MONICA SPAIN: Livingston says that could make for a mellow evening of mingling. Oh, one other reminder...since there are no retail cannabis sales until spring it’s BYOB – that’s bring your own bud.

Monica Spain, KPLU News.


DEAN BECKER: The following segment courtesy of the TV program “The Doctors”. It features the voice of Patty Figi, the mother of Charlotte for whom the marijuana concentrate Charlotte’s Web is names.


PATTY FIGI: I remember her first seizure like it was today. My husband was getting her dressed and he ran her upstairs yelling, “Something’s wrong. Something’s wrong.”

She was not breathing. She was very, very blue. Her eyes were convulsing and we called 911. They took her right into the hospital.

Then it happened again a week later and again another week. Her whole body was having convulsion. They kept getting longer – an hour long seizure, her longest was 4 hours long.

The doctors didn’t know what she had so we were constantly in the hospital. We had tried many, many different medicines [lists many medications] most of them, if not all of them are used off-label – not for children.
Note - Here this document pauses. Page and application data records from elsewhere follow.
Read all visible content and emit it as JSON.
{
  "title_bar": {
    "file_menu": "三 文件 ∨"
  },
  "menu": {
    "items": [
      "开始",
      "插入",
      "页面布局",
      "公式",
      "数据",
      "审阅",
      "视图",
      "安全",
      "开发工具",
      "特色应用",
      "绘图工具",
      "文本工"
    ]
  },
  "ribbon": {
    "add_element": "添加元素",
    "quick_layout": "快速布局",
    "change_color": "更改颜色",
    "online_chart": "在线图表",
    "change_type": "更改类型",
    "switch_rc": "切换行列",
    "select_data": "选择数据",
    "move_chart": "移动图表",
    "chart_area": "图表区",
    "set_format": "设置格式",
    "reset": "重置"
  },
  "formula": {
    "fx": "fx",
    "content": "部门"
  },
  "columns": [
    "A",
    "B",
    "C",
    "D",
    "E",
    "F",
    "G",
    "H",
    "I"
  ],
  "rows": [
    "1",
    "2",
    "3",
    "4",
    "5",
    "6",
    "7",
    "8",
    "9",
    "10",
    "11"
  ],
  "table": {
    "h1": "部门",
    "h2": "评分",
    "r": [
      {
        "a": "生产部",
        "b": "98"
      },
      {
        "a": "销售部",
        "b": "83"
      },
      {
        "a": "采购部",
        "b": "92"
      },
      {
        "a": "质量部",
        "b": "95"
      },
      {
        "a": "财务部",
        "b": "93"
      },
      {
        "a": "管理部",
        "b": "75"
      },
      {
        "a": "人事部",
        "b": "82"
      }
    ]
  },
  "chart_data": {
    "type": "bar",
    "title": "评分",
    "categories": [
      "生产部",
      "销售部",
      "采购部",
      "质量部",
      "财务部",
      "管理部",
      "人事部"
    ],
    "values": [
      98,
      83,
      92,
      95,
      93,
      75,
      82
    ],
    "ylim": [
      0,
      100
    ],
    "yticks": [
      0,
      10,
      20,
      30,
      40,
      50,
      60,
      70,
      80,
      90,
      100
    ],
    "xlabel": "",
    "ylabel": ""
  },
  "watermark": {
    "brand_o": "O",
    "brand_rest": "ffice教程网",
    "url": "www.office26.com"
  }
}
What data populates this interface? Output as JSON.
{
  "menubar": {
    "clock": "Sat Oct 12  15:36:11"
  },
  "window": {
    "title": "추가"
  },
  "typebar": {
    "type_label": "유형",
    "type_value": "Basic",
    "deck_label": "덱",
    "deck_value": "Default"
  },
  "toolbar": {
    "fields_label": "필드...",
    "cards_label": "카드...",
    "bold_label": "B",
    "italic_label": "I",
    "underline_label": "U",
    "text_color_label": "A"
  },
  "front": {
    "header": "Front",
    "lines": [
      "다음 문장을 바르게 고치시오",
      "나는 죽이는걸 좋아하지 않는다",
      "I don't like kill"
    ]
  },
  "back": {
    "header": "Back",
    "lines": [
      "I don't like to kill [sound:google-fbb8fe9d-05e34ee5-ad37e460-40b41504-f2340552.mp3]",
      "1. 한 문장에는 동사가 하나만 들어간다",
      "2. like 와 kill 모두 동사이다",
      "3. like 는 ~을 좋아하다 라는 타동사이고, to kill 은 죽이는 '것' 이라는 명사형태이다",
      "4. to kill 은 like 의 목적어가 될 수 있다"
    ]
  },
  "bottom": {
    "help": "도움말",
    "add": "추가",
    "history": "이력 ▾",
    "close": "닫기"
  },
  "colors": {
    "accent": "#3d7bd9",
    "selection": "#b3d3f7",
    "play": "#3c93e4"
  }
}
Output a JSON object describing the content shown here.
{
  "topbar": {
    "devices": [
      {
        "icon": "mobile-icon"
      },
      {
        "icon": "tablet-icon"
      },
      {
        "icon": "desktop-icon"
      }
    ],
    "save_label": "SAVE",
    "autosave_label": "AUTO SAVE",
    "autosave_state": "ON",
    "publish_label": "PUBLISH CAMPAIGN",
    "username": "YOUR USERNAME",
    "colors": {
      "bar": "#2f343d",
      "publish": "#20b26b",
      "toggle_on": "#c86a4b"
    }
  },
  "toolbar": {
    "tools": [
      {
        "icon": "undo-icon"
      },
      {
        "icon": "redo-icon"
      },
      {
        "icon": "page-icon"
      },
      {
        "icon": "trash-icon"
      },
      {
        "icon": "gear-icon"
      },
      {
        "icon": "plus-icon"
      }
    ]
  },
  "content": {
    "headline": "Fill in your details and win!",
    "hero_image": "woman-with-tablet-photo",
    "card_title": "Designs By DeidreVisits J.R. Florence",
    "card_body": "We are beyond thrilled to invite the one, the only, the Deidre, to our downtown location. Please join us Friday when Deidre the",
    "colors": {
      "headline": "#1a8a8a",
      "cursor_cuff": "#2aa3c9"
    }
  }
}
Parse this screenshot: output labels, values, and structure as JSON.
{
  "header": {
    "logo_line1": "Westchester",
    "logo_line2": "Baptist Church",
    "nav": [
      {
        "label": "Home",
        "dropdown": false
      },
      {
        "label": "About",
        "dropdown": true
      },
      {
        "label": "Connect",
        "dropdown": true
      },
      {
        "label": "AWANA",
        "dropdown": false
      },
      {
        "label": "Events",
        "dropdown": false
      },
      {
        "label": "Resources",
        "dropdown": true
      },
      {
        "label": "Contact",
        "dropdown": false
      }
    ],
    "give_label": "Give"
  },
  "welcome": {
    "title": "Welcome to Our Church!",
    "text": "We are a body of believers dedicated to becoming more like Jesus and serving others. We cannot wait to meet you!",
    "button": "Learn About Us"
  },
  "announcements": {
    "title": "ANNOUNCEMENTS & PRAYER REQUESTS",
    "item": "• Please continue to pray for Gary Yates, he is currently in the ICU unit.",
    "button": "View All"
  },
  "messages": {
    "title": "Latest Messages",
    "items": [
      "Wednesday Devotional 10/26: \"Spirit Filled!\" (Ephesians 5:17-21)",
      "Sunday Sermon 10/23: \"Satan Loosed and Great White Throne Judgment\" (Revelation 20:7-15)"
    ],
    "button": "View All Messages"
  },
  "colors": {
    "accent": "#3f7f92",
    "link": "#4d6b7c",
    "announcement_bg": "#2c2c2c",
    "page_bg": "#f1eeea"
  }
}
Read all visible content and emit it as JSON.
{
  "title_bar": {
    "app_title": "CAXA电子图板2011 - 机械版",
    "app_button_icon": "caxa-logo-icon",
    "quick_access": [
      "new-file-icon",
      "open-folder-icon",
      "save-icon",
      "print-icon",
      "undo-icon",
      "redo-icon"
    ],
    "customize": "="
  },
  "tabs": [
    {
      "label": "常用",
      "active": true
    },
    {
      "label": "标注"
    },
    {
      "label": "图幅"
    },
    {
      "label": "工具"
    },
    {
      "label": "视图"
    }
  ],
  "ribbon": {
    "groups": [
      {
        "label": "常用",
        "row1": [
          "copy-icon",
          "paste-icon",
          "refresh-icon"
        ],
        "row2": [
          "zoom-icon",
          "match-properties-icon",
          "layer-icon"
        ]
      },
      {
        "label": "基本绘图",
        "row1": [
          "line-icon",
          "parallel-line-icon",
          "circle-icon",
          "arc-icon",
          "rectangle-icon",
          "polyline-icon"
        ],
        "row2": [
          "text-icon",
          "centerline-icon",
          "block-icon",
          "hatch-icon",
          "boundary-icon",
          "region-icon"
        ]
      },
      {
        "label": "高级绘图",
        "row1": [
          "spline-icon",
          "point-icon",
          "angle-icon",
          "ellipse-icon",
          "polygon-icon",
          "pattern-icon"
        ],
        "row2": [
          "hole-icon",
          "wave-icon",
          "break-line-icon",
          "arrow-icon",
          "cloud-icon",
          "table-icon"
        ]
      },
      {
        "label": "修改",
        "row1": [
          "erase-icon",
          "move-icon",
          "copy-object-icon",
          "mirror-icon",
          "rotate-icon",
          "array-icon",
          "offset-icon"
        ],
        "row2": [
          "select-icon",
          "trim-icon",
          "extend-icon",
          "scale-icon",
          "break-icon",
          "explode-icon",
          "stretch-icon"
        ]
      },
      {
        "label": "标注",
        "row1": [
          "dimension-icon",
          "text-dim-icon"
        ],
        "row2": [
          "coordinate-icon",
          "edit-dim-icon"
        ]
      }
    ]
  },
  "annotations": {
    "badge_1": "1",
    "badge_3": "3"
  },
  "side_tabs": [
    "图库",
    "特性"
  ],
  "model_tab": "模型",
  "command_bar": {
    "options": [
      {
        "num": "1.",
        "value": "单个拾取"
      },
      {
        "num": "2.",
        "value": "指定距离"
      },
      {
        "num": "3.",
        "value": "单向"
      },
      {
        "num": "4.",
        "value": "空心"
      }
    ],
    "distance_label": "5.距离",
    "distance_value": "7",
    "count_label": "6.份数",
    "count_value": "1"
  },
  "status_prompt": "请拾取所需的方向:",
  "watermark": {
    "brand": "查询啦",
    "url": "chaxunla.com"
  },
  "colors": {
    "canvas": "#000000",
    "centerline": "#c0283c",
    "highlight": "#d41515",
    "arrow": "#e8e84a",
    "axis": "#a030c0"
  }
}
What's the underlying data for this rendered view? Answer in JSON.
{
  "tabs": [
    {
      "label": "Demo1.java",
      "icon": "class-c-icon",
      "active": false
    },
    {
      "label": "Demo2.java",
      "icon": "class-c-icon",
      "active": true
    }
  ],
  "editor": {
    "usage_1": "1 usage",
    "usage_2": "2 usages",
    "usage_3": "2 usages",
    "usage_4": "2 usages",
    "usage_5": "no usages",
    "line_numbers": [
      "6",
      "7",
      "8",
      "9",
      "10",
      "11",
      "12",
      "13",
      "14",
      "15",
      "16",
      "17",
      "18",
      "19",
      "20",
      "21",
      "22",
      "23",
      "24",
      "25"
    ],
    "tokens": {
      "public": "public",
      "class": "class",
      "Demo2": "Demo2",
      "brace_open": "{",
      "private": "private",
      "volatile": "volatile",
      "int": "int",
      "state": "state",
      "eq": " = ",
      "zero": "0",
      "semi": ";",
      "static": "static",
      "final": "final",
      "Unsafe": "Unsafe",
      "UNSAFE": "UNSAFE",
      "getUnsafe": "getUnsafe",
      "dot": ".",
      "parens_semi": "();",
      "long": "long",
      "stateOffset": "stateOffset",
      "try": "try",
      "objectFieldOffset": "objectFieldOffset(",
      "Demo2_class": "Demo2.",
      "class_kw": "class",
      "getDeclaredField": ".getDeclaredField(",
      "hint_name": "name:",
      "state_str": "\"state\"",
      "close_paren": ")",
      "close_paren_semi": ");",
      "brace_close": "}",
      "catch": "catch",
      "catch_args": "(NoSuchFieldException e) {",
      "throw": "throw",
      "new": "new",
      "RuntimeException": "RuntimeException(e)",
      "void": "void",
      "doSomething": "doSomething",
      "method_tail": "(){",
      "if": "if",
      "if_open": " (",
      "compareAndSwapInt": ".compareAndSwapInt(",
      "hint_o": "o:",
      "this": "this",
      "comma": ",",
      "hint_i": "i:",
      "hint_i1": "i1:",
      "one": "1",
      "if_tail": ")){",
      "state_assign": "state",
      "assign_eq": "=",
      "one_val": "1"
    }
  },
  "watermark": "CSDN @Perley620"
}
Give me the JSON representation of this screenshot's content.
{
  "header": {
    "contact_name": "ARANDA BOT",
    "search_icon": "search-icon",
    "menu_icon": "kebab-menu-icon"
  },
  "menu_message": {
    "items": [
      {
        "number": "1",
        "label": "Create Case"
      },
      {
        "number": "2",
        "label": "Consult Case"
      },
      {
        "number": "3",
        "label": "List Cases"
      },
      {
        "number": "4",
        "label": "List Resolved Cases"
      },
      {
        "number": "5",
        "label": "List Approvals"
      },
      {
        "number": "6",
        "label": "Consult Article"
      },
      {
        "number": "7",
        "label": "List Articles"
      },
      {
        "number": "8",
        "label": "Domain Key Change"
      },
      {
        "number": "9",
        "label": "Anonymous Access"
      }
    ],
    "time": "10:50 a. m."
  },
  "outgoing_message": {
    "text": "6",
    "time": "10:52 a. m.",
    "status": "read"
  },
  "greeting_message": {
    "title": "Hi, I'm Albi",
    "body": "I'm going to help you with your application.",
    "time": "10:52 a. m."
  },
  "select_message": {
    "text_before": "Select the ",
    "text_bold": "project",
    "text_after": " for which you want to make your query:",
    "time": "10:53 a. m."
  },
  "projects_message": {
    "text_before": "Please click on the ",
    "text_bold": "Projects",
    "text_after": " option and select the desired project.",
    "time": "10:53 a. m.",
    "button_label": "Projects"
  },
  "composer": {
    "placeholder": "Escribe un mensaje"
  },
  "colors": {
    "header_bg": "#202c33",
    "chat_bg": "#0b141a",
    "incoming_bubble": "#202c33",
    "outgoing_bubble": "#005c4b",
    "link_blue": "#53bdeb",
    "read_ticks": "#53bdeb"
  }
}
Some of them are actually purchased from another country.

I was so hopeful at each drug that we tried that it would work. We failed them fast and miserably. After two and one-half years we found out that it was Jervas Syndrome.

Jervas Syndrome is just devastating. Many of them don’t live to adulthood. She was in a wheelchair, couldn’t eat, couldn’t talk, couldn’t walk – it was a horrible existence. I can’t believe that I’m admitting this but I was asking for her to just let go and die.

At that point my husband was saying, “I’ve heard that there is this thing that can work. I know one other parent with a Jervas Syndrome child that tried this and claimed success.”

Our next option was going to use this drug so I’m calling the state and saying, “Will you allow me to put my child on the medical marijuana registry to try this for her?”

I first gave Charlotte the oil under her tongue and that was about $1,000 of medicine that I had bought – bags of weed. I gave her the first low, low dose and she didn’t have a seizure for an hour and then four hours and then 12 hours and then she went a whole day without a single teeny, tiny seizure, a single large seizure – nothing.

I thought, “It can’t be this. There’s no way.”

And then the second day and the third and then 7 days she went without a single seizure and I was very excited. For so long every day was a critical emergency. We just gave everyone a little perspective that she’s going to be OK. She’s going to make it through this. I think we found something here.

A friend of a friend of mine sends another grower to my house and that grower was Joel Stanley. Joel Stanley had bred a plant to do exactly what I was looking for – to be high in cannabadiol and all the other compounds but low in THC.

I said, “We need more of that plant.”

JOEL STANLEY: Basically these are about 3 weeks from harvest.

PATTY FIGI: Then he started breeding a growing number of these plants for Charlotte’s supply that’s when they renamed the plant Charlotte’s Web.

JOEL STANLEY: This is the medicine that we’re using to see the seizure reductions that we’ve been seeing in a patient population of about 80 right now.

PATTY FIGI: She’s almost 2 years on treatment now. She’s medicine free. She went off pharmaceuticals a month after she began the Charlotte’s Web. She has her life back.


DEAN BECKER: Just the way I like it – full to the top. As always, I remind you there is no justification for this drug war. It is a scam, flim-flam. Please do your part to end this madness.

Prohibido istac evilesco!


For the Drug Truth Network, this is Dean Becker asking you to examine our policy of Drug Prohibition.

The Century of Lies.

This show produced at Pacifica Studios at KPFT, Houston.

Transcript provided by: Jo-D Harrison of www.DrugSense.org